As I wrote, as the data changed, so did Dr. Fauci’s opinion — your political leaning determines whether this is a volte-face or just a reconsideration. Also, the concept of herd immunity was based on measles, which promotes a longer-lasting immunological defense and shows few mutations, two properties that we know now COVID-19 does not share.

There are so many other examples; consider the Great Barrington statement. They too based their recommendation on the concept of herd immunity,

“They argued that this policy would more easily lead to ‘herd immunity’ which would ultimately protect the elderly and infirm.”

But they wanted to apply it in a more strategic and targeted way to hopefully reduce the economic costs of the pandemic. Dr. Jay Bhattacharya, one of the authors of the statement, readily talks about his war wounds,

I had to review and rethink every aspect of my life, and there were some very difficult times,” he said. “It’s our crucible.”

Play the doctor card

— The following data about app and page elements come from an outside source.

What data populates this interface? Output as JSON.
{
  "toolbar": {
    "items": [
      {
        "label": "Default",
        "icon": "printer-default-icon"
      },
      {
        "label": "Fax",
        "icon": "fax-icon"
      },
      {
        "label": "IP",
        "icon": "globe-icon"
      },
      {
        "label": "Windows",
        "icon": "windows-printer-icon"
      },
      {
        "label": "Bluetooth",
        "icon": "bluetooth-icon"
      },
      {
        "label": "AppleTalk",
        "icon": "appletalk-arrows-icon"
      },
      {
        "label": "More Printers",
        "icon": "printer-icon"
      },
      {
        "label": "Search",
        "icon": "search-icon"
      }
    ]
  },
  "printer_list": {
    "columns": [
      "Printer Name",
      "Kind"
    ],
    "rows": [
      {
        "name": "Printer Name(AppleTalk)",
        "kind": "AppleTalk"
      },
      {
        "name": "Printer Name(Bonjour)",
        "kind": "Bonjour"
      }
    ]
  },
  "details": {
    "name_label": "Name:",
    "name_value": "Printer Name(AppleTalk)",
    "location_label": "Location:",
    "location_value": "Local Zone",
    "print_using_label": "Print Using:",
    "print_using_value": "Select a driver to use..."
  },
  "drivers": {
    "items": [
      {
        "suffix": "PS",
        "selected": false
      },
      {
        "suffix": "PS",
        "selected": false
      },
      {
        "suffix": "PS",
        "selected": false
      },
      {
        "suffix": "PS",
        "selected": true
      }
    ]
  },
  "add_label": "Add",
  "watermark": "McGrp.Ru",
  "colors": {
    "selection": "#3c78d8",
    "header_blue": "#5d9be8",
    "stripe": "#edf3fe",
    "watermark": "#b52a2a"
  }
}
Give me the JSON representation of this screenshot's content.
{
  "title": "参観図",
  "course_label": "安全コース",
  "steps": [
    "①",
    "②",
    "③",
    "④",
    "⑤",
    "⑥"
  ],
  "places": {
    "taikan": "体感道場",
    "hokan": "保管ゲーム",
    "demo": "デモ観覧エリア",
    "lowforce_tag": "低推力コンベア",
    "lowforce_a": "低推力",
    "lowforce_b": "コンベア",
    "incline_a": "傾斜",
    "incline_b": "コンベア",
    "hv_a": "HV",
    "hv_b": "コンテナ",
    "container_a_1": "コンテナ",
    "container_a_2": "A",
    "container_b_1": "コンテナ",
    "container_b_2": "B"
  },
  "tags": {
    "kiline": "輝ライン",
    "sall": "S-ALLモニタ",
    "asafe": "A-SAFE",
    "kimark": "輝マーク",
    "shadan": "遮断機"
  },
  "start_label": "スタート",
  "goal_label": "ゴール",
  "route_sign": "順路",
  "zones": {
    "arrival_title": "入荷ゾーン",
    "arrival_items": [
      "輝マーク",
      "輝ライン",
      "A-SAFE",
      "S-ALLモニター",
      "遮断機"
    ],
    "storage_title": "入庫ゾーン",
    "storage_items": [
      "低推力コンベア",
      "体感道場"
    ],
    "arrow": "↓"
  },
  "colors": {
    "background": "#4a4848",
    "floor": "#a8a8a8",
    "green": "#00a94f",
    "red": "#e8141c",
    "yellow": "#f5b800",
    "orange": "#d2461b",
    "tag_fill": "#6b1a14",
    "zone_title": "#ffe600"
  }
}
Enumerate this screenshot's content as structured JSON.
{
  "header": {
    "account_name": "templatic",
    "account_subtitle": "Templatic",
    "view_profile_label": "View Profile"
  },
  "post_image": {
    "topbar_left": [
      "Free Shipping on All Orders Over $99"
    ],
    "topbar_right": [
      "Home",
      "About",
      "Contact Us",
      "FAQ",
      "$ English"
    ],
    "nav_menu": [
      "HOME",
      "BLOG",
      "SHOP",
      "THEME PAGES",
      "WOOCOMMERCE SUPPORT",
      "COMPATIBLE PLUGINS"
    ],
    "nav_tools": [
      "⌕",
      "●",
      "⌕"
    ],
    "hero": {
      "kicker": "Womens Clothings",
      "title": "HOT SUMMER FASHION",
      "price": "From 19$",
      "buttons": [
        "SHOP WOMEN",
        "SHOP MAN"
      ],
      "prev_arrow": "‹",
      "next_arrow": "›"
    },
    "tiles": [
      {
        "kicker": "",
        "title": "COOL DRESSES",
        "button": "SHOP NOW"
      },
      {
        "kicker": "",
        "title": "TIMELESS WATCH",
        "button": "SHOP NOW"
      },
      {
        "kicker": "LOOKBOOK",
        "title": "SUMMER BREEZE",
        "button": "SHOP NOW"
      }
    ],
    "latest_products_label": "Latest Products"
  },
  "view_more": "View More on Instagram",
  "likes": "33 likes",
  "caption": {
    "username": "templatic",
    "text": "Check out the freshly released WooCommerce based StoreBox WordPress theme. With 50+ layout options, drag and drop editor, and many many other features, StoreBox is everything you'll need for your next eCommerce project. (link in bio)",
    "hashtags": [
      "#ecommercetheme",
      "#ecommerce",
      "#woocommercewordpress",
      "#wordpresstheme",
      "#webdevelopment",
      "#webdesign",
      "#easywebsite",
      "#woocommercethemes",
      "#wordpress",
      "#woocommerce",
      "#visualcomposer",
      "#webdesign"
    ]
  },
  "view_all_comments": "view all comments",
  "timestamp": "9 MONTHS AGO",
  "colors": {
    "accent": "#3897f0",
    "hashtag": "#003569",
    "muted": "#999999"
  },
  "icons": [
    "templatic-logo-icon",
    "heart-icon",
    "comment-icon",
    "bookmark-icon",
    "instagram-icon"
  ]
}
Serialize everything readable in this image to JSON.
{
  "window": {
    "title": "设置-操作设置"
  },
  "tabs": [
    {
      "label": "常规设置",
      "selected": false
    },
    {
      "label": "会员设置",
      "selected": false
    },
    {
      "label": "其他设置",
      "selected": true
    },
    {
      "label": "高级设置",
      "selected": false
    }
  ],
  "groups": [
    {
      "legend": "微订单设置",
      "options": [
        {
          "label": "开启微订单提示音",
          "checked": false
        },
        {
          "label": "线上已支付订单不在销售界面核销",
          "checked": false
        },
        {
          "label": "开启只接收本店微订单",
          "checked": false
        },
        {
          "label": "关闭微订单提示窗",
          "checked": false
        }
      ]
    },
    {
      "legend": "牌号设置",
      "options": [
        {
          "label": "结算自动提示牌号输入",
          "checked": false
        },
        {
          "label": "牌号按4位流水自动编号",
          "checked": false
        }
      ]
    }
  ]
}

It turns out that my surgical training prepared me for aspects of life that I hadn’t anticipated. Having had my share of “podium moments” and endured “the slingshots and arrows of outrageous fortune”, I am no longer as quick to judge as I once was. I’ve learned that the best of plans can quickly go south and there’s not much you can do to stop the slide. It’s easy to comment with hindsight, even more so when you’ve never really experienced one of your decisions leading to the death of a patient in your care.

Very few of the commentators who talk about what we should and shouldn’t have actually made life or death decisions for someone right in front of them physically and temporally. They should be more humble. As we continue to try to understand our response to the pandemic, we must remember the work of René Leriche, a French vascular surgeon.

“Every surgeon carries within him a little cemetery, where he goes to pray from time to time – a place of bitterness and regret, where he must seek an explanation for his failures.”

We must show compassion to ourselves and to our adversaries. In most cases, we did what we thought was best.